BMS College of Engineering, Bangalore, Department of Civil Engineering
Indian Institute of Science, Bangalore, Department of Civil Engineering
RV College of Engineering, Bangalore, Department of Civil Engineering


There have been many instances of un-reinforced masonry walls suffering severe out-of-plane damage during an earthquake, often leading to collapse of walls, particularly when the restraint at the top edge is inadequate. An alternative to the shaking table tests is to subject the wall to a series of controlled soft-impact loads. In the present investigation, in an attempt to improve the flexural ductility of masonry wall, an innovative method of introducing vertical reinforcement in masonry, has been tried. This reinforcement is provided at regular distances along the length of the wall and on both surfaces of the wall. They were tied together with the help of lateral ties passing through the bedjoints. When the wall the wall bends, the reinforcement on the convex surface withstands the tensile stresses and thus provides flexural ductility. Such vertical reinforcement which hugs the masonry wall is termed as “containment reinforcement”.
Two geometrically similar full-scale walls were subjected to a series of soft-impact loads and their relative performance has been compared. While one was an un-reinforced brick masonry wall the other was provided with conventional horizontal reinforced concrete bands and vertical “containment reinforcement”. The experiments have shown that vertical containment reinforcement is very effective in preventing out-of-plane collapse of masonry walls.

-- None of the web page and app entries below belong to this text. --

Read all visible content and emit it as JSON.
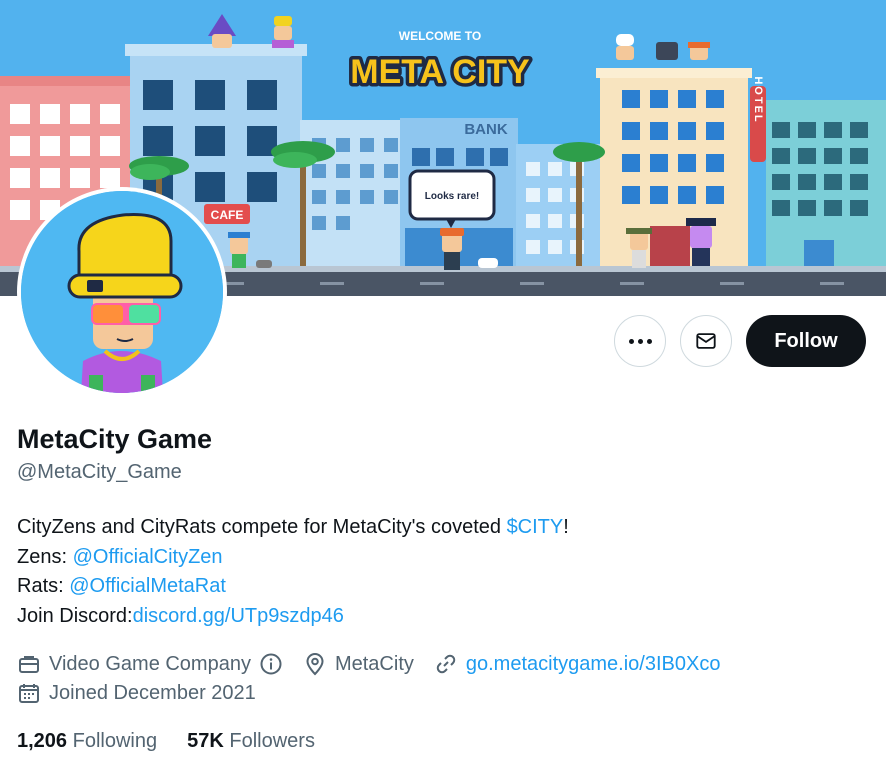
{
  "banner": {
    "welcome_text": "WELCOME TO",
    "title": "META CITY",
    "bank_sign": "BANK",
    "cafe_sign": "CAFE",
    "hotel_sign": "HOTEL",
    "speech_bubble": "Looks rare!"
  },
  "actions": {
    "follow_label": "Follow"
  },
  "profile": {
    "name": "MetaCity Game",
    "handle": "@MetaCity_Game",
    "bio": {
      "line1_text": "CityZens and CityRats compete for MetaCity's coveted ",
      "line1_link": "$CITY",
      "line1_end": "!",
      "line2_prefix": "Zens: ",
      "line2_link": "@OfficialCityZen",
      "line3_prefix": "Rats: ",
      "line3_link": "@OfficialMetaRat",
      "line4_prefix": "Join Discord:",
      "line4_link": "discord.gg/UTp9szdp46"
    },
    "category": "Video Game Company",
    "location": "MetaCity",
    "website": "go.metacitygame.io/3IB0Xco",
    "joined": "Joined December 2021",
    "following_count": "1,206",
    "following_label": "Following",
    "followers_count": "57K",
    "followers_label": "Followers"
  },
  "colors": {
    "accent": "#1d9bf0",
    "text_primary": "#0f1419",
    "text_secondary": "#536471",
    "follow_bg": "#0f1419",
    "banner_sky": "#5ab4ef"
  },
  "icons": [
    "more-icon",
    "mail-icon",
    "briefcase-icon",
    "info-icon",
    "location-icon",
    "link-icon",
    "calendar-icon"
  ]
}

Key words
out-of-plane load, masonry wall, soft-impact load, containment reinforcement